AIM OF THE EXERCISE:
Copy the records exactly. Every line must match.

══════

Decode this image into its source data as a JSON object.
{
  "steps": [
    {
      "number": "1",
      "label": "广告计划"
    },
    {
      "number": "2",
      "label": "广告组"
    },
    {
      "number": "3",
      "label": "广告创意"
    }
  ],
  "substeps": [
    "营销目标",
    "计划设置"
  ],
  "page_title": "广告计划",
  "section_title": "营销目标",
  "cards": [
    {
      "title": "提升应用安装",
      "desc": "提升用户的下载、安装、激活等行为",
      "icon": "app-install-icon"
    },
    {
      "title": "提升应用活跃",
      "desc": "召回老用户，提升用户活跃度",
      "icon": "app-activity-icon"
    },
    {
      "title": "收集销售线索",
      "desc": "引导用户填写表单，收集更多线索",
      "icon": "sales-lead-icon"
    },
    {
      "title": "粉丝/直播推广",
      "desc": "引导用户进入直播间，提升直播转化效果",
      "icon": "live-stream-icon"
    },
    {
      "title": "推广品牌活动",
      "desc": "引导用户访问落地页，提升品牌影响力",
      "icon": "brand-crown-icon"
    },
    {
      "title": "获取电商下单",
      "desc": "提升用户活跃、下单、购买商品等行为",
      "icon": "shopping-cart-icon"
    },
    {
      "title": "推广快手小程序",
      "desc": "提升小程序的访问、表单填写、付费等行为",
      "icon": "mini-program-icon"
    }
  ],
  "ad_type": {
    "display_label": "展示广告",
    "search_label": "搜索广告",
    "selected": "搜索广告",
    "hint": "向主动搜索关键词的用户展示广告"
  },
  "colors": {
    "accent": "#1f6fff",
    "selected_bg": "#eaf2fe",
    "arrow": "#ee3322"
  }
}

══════

ANSWER BOX:
Decode this image into its source data as a JSON object.
{
  "steps": [
    {
      "number": "1",
      "label": "广告计划"
    },
    {
      "number": "2",
      "label": "广告组"
    },
    {
      "number": "3",
      "label": "广告创意"
    }
  ],
  "substeps": [
    "营销目标",
    "计划设置"
  ],
  "page_title": "广告计划",
  "section_title": "营销目标",
  "cards": [
    {
      "title": "提升应用安装",
      "desc": "提升用户的下载、安装、激活等行为",
      "icon": "app-install-icon"
    },
    {
      "title": "提升应用活跃",
      "desc": "召回老用户，提升用户活跃度",
      "icon": "app-activity-icon"
    },
    {
      "title": "收集销售线索",
      "desc": "引导用户填写表单，收集更多线索",
      "icon": "sales-lead-icon"
    },
    {
      "title": "粉丝/直播推广",
      "desc": "引导用户进入直播间，提升直播转化效果",
      "icon": "live-stream-icon"
    },
    {
      "title": "推广品牌活动",
      "desc": "引导用户访问落地页，提升品牌影响力",
      "icon": "brand-crown-icon"
    },
    {
      "title": "获取电商下单",
      "desc": "提升用户活跃、下单、购买商品等行为",
      "icon": "shopping-cart-icon"
    },
    {
      "title": "推广快手小程序",
      "desc": "提升小程序的访问、表单填写、付费等行为",
      "icon": "mini-program-icon"
    }
  ],
  "ad_type": {
    "display_label": "展示广告",
    "search_label": "搜索广告",
    "selected": "搜索广告",
    "hint": "向主动搜索关键词的用户展示广告"
  },
  "colors": {
    "accent": "#1f6fff",
    "selected_bg": "#eaf2fe",
    "arrow": "#ee3322"
  }
}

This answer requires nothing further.